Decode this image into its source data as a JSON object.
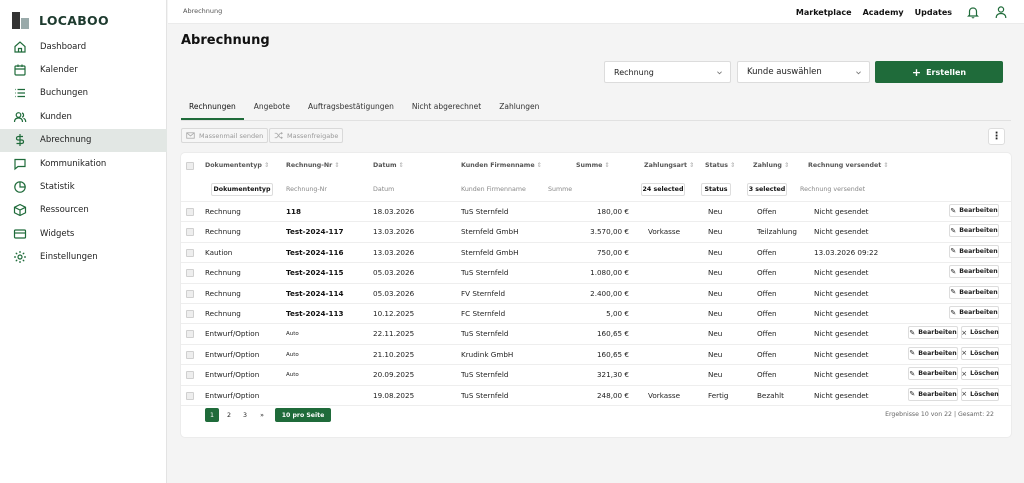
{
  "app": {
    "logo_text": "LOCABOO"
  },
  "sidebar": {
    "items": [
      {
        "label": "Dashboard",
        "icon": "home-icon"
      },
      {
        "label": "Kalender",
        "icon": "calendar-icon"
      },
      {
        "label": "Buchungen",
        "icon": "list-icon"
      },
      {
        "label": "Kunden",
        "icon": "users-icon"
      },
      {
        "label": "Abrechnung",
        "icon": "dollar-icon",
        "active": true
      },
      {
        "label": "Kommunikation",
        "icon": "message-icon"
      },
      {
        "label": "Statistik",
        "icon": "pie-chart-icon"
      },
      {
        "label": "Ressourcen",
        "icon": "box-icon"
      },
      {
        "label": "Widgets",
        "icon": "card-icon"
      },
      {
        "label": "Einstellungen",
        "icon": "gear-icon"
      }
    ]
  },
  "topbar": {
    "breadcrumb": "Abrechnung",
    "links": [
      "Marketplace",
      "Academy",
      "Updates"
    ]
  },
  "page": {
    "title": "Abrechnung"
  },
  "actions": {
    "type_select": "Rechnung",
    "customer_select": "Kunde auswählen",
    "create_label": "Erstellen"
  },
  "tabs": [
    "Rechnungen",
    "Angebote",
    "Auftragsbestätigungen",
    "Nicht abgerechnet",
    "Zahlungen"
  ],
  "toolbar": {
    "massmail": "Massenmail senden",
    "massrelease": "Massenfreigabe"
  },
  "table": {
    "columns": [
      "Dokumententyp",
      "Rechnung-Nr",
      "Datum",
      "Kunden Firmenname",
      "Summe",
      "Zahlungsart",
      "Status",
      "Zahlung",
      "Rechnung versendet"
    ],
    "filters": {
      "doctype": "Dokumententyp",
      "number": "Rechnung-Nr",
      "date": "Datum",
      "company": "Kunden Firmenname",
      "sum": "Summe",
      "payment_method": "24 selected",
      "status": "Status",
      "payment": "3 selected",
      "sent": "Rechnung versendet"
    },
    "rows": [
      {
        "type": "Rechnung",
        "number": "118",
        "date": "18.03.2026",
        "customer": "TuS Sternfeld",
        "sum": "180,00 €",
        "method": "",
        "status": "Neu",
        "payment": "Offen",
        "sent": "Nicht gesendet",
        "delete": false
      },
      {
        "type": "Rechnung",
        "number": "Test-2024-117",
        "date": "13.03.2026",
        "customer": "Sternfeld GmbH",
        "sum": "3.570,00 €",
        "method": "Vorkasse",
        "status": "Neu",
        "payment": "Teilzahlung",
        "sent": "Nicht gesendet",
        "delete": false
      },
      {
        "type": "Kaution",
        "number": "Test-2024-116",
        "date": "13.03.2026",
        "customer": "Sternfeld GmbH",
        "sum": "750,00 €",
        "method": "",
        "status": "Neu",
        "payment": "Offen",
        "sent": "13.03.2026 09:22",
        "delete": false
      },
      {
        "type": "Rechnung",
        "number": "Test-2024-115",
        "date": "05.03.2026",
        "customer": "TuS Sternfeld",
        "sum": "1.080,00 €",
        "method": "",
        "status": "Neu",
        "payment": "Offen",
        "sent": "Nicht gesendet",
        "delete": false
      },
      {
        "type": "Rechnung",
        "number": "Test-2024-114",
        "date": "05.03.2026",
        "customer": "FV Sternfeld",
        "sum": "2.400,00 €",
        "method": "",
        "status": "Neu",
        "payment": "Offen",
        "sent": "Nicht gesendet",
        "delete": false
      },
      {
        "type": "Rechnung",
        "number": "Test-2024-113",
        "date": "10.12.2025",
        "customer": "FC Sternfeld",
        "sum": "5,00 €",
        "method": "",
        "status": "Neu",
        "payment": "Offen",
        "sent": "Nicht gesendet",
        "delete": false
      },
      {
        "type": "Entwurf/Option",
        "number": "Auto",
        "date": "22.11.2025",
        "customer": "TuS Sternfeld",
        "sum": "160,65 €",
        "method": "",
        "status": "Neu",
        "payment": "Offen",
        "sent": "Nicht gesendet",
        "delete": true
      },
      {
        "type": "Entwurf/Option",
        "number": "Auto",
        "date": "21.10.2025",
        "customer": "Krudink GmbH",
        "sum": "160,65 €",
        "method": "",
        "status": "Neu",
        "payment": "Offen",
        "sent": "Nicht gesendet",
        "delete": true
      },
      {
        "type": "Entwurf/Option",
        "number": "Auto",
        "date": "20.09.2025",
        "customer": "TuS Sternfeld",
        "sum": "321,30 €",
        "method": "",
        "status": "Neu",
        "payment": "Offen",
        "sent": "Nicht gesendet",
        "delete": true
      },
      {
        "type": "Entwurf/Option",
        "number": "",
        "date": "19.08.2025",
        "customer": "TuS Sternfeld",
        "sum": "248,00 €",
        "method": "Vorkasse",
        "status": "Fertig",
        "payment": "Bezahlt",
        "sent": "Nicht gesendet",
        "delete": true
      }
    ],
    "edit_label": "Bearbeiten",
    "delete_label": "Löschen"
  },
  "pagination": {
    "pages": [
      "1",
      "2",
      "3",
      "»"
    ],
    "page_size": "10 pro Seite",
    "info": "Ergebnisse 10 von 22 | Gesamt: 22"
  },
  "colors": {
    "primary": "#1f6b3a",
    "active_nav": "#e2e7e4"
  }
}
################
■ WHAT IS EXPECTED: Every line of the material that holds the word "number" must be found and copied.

■ SOLUTION TO THIS TASK:
      "number": "Rechnung-Nr",
        "number": "118",
        "number": "Test-2024-117",
        "number": "Test-2024-116",
        "number": "Test-2024-115",
        "number": "Test-2024-114",
        "number": "Test-2024-113",
        "number": "Auto",
        "number": "Auto",
        "number": "Auto",
        "number": "",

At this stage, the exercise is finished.